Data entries

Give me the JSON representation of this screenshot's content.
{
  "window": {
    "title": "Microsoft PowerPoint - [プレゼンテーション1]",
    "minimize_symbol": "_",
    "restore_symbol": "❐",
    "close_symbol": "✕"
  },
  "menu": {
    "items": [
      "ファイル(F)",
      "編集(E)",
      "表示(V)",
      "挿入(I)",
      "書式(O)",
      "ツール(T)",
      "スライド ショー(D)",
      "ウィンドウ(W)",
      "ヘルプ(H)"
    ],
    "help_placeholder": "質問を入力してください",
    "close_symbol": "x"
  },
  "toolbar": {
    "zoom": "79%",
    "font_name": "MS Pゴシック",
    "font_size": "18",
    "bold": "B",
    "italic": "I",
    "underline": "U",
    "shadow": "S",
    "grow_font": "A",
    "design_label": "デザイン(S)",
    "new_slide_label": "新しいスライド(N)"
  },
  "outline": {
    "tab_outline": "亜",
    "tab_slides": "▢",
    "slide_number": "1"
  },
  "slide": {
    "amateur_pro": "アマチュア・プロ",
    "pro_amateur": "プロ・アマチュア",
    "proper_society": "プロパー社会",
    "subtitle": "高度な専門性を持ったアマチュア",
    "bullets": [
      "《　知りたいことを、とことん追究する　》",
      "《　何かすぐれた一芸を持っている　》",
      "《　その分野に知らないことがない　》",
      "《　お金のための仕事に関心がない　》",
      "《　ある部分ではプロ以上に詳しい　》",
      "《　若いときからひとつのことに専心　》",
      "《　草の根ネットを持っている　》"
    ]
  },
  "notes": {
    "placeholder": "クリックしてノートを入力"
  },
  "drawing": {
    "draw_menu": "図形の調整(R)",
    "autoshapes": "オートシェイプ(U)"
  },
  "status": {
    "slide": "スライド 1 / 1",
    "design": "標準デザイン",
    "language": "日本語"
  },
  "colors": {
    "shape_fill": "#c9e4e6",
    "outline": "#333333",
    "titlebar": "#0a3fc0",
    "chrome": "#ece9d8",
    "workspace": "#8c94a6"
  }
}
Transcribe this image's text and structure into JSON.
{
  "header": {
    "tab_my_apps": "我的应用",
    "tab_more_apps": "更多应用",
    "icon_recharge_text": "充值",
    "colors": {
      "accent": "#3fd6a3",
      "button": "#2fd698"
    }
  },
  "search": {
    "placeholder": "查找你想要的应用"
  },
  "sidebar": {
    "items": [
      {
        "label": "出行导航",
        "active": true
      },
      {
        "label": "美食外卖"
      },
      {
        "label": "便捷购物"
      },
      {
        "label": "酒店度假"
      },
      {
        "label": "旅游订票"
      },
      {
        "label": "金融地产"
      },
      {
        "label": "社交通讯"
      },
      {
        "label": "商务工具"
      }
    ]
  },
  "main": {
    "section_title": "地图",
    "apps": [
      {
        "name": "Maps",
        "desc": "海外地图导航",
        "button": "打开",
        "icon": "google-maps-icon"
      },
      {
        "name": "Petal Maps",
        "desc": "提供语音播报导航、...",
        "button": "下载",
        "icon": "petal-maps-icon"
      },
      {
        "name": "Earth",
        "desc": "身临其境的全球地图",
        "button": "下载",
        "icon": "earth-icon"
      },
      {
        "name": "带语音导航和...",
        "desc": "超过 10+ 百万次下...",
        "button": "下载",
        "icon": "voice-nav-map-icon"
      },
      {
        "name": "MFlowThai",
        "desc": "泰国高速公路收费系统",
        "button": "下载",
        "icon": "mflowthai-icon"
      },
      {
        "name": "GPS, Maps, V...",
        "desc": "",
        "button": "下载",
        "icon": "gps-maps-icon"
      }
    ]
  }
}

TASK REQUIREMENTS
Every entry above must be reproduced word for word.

RESULT FOR THIS EXERCISE
Give me the JSON representation of this screenshot's content.
{
  "window": {
    "title": "Microsoft PowerPoint - [プレゼンテーション1]",
    "minimize_symbol": "_",
    "restore_symbol": "❐",
    "close_symbol": "✕"
  },
  "menu": {
    "items": [
      "ファイル(F)",
      "編集(E)",
      "表示(V)",
      "挿入(I)",
      "書式(O)",
      "ツール(T)",
      "スライド ショー(D)",
      "ウィンドウ(W)",
      "ヘルプ(H)"
    ],
    "help_placeholder": "質問を入力してください",
    "close_symbol": "x"
  },
  "toolbar": {
    "zoom": "79%",
    "font_name": "MS Pゴシック",
    "font_size": "18",
    "bold": "B",
    "italic": "I",
    "underline": "U",
    "shadow": "S",
    "grow_font": "A",
    "design_label": "デザイン(S)",
    "new_slide_label": "新しいスライド(N)"
  },
  "outline": {
    "tab_outline": "亜",
    "tab_slides": "▢",
    "slide_number": "1"
  },
  "slide": {
    "amateur_pro": "アマチュア・プロ",
    "pro_amateur": "プロ・アマチュア",
    "proper_society": "プロパー社会",
    "subtitle": "高度な専門性を持ったアマチュア",
    "bullets": [
      "《　知りたいことを、とことん追究する　》",
      "《　何かすぐれた一芸を持っている　》",
      "《　その分野に知らないことがない　》",
      "《　お金のための仕事に関心がない　》",
      "《　ある部分ではプロ以上に詳しい　》",
      "《　若いときからひとつのことに専心　》",
      "《　草の根ネットを持っている　》"
    ]
  },
  "notes": {
    "placeholder": "クリックしてノートを入力"
  },
  "drawing": {
    "draw_menu": "図形の調整(R)",
    "autoshapes": "オートシェイプ(U)"
  },
  "status": {
    "slide": "スライド 1 / 1",
    "design": "標準デザイン",
    "language": "日本語"
  },
  "colors": {
    "shape_fill": "#c9e4e6",
    "outline": "#333333",
    "titlebar": "#0a3fc0",
    "chrome": "#ece9d8",
    "workspace": "#8c94a6"
  }
}
Transcribe this image's text and structure into JSON.
{
  "header": {
    "tab_my_apps": "我的应用",
    "tab_more_apps": "更多应用",
    "icon_recharge_text": "充值",
    "colors": {
      "accent": "#3fd6a3",
      "button": "#2fd698"
    }
  },
  "search": {
    "placeholder": "查找你想要的应用"
  },
  "sidebar": {
    "items": [
      {
        "label": "出行导航",
        "active": true
      },
      {
        "label": "美食外卖"
      },
      {
        "label": "便捷购物"
      },
      {
        "label": "酒店度假"
      },
      {
        "label": "旅游订票"
      },
      {
        "label": "金融地产"
      },
      {
        "label": "社交通讯"
      },
      {
        "label": "商务工具"
      }
    ]
  },
  "main": {
    "section_title": "地图",
    "apps": [
      {
        "name": "Maps",
        "desc": "海外地图导航",
        "button": "打开",
        "icon": "google-maps-icon"
      },
      {
        "name": "Petal Maps",
        "desc": "提供语音播报导航、...",
        "button": "下载",
        "icon": "petal-maps-icon"
      },
      {
        "name": "Earth",
        "desc": "身临其境的全球地图",
        "button": "下载",
        "icon": "earth-icon"
      },
      {
        "name": "带语音导航和...",
        "desc": "超过 10+ 百万次下...",
        "button": "下载",
        "icon": "voice-nav-map-icon"
      },
      {
        "name": "MFlowThai",
        "desc": "泰国高速公路收费系统",
        "button": "下载",
        "icon": "mflowthai-icon"
      },
      {
        "name": "GPS, Maps, V...",
        "desc": "",
        "button": "下载",
        "icon": "gps-maps-icon"
      }
    ]
  }
}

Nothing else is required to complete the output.